● **Directions for this task**
Could you report every line from the entries that includes the word "Resolution"?

● **Data section**
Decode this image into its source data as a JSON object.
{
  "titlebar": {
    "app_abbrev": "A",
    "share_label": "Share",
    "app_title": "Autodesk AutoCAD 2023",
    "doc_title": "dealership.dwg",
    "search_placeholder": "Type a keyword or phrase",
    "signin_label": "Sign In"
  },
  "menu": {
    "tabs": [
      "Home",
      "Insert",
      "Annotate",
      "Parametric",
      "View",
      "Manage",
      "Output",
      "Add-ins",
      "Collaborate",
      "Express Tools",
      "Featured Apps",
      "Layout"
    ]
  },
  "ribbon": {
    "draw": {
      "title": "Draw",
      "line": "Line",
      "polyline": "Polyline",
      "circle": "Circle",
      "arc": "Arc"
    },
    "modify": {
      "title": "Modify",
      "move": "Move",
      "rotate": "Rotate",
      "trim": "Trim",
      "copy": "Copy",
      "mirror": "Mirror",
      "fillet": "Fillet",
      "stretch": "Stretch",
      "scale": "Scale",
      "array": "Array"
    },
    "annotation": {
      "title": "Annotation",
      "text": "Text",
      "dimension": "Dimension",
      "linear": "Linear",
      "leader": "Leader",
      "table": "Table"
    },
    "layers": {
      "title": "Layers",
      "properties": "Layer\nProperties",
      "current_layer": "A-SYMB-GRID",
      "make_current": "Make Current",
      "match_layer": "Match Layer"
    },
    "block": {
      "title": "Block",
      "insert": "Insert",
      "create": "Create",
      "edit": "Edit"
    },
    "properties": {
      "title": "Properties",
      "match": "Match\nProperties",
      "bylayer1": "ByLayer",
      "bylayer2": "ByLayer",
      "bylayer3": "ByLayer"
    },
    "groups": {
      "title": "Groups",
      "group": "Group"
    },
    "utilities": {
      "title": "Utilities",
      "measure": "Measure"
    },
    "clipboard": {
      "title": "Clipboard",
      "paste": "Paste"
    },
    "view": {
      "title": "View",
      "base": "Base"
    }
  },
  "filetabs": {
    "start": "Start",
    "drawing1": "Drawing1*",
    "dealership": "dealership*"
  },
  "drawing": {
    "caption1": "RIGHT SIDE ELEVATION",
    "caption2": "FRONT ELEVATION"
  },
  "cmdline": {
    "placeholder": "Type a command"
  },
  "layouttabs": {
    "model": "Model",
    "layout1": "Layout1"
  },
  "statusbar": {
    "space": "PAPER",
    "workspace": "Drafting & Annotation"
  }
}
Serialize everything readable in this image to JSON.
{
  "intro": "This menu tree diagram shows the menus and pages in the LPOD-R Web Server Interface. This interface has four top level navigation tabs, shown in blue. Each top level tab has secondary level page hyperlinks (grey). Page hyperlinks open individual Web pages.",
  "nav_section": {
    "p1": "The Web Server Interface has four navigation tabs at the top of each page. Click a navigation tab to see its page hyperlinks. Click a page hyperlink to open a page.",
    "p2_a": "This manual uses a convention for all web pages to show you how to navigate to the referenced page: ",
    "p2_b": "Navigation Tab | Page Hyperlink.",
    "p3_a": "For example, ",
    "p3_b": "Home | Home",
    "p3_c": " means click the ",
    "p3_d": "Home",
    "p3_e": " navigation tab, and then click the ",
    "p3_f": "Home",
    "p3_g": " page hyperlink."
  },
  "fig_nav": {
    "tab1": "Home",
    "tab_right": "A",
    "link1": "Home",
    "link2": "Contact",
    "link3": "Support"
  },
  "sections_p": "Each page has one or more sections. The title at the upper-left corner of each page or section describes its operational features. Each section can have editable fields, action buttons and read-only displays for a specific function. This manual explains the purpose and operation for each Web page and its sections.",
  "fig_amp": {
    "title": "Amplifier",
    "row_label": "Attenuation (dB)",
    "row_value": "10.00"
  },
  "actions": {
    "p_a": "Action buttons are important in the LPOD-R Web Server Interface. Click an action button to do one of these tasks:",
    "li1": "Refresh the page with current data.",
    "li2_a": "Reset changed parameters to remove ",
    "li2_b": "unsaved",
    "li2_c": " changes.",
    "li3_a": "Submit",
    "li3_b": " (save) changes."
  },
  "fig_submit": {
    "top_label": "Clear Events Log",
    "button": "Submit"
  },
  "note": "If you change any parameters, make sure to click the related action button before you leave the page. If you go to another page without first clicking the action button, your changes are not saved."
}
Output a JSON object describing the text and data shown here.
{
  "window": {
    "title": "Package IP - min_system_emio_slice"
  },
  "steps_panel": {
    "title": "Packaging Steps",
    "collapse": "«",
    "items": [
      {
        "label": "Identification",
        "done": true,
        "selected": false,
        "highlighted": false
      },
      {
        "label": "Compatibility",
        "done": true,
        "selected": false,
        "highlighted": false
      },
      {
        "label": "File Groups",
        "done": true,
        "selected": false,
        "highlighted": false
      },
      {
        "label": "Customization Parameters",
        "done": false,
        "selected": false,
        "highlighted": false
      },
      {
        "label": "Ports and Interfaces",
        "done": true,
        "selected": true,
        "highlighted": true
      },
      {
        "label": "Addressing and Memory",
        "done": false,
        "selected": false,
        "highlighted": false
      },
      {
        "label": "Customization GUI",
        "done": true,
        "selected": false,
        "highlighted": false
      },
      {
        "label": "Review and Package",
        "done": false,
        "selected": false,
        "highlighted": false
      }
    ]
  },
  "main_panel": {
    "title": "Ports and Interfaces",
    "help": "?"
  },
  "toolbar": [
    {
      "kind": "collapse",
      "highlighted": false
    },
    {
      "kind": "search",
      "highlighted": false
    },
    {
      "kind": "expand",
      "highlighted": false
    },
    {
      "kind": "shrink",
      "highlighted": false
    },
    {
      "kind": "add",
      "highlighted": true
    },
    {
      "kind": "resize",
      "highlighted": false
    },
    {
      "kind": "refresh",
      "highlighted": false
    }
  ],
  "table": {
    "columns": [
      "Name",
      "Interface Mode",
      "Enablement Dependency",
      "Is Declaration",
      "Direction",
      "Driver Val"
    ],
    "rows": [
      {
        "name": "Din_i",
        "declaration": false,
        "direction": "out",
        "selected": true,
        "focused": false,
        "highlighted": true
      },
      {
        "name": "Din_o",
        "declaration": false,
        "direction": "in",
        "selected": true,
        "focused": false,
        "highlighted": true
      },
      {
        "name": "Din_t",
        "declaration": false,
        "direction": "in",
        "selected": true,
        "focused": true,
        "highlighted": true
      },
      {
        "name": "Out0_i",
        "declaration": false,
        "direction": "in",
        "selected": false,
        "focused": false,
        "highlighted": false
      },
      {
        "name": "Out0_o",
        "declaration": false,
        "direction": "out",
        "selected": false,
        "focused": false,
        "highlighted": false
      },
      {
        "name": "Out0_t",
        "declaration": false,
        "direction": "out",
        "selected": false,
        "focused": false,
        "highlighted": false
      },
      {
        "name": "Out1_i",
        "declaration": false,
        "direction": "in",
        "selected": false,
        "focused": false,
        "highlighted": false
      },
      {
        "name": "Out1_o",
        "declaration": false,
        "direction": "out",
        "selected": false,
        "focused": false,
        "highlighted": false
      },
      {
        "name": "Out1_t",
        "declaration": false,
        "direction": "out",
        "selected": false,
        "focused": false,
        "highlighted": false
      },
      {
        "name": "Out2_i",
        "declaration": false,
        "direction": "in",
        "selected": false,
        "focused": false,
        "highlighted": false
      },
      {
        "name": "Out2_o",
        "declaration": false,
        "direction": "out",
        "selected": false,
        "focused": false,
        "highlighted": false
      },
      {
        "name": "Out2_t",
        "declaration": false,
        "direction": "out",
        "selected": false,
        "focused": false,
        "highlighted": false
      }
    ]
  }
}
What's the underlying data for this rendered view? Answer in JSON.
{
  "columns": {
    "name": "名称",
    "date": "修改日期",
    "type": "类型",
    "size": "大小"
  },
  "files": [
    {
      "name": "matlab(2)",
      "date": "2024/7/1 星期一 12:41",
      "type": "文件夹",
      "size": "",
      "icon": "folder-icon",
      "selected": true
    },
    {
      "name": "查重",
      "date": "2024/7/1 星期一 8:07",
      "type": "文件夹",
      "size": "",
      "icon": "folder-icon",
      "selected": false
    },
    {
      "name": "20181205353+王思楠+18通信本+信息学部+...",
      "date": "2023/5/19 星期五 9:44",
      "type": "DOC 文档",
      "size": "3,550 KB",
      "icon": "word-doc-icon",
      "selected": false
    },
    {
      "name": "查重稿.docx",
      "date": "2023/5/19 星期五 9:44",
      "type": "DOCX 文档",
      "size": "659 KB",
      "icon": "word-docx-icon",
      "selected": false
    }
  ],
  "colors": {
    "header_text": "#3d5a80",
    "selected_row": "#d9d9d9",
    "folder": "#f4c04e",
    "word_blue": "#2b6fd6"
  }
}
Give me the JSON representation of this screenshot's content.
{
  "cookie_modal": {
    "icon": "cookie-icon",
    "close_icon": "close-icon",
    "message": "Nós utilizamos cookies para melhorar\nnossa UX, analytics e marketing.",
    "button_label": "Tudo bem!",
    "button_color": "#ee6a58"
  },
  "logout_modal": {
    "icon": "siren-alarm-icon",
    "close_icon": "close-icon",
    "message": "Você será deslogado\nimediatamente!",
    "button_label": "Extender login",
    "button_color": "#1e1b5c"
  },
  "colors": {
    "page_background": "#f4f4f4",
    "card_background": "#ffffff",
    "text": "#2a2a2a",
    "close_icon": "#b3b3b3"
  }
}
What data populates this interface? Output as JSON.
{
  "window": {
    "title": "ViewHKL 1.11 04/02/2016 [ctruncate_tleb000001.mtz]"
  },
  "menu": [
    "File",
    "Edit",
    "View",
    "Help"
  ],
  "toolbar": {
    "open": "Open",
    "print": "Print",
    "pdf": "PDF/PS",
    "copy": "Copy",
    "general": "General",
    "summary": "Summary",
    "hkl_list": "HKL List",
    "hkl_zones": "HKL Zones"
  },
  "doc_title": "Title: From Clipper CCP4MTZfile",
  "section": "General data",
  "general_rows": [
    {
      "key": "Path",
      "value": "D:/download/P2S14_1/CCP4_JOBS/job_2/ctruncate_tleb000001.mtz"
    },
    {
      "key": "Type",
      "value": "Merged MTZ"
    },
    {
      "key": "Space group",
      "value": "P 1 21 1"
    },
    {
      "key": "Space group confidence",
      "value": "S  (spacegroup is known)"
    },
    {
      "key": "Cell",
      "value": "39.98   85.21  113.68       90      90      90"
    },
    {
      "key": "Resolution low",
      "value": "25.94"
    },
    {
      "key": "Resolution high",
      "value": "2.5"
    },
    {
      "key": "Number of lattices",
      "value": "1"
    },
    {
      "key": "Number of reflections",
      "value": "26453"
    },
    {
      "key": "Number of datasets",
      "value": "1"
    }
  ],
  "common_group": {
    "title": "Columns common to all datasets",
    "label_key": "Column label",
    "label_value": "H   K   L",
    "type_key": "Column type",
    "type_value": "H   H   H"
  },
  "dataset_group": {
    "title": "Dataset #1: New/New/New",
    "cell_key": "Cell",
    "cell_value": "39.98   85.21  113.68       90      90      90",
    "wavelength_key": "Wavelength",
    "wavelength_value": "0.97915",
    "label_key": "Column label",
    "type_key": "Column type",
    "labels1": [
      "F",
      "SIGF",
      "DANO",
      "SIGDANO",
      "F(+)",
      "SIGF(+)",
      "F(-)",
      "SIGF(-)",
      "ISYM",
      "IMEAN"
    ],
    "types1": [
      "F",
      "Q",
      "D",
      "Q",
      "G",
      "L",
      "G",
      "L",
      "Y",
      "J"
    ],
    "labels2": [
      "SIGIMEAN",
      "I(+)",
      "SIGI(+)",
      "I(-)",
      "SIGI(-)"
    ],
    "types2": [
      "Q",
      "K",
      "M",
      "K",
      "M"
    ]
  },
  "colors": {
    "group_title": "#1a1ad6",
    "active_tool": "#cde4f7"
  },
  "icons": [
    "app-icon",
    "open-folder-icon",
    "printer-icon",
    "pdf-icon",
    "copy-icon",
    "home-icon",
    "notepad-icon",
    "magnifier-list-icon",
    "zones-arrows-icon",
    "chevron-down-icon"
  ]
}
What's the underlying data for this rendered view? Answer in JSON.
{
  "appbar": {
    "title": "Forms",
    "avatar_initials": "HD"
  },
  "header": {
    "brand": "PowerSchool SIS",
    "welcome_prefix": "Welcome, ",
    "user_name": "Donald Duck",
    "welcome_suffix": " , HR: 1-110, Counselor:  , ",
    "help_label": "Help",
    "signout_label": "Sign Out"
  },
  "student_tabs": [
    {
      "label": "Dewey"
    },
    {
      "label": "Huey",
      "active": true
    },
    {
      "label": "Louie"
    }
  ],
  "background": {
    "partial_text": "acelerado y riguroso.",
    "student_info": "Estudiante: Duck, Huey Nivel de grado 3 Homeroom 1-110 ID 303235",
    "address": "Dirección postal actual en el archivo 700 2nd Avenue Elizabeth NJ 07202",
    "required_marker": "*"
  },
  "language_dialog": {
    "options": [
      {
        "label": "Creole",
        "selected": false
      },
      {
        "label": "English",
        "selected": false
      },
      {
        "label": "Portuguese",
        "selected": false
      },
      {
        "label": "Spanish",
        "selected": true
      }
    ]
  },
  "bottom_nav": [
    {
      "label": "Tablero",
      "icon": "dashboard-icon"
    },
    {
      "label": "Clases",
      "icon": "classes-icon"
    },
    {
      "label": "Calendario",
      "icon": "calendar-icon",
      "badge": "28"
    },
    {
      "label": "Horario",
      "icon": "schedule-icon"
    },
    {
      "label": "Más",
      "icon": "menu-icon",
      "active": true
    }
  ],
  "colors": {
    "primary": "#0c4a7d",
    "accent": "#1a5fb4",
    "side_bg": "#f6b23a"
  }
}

● **Finished exercise**
      "key": "Resolution low",
      "key": "Resolution high",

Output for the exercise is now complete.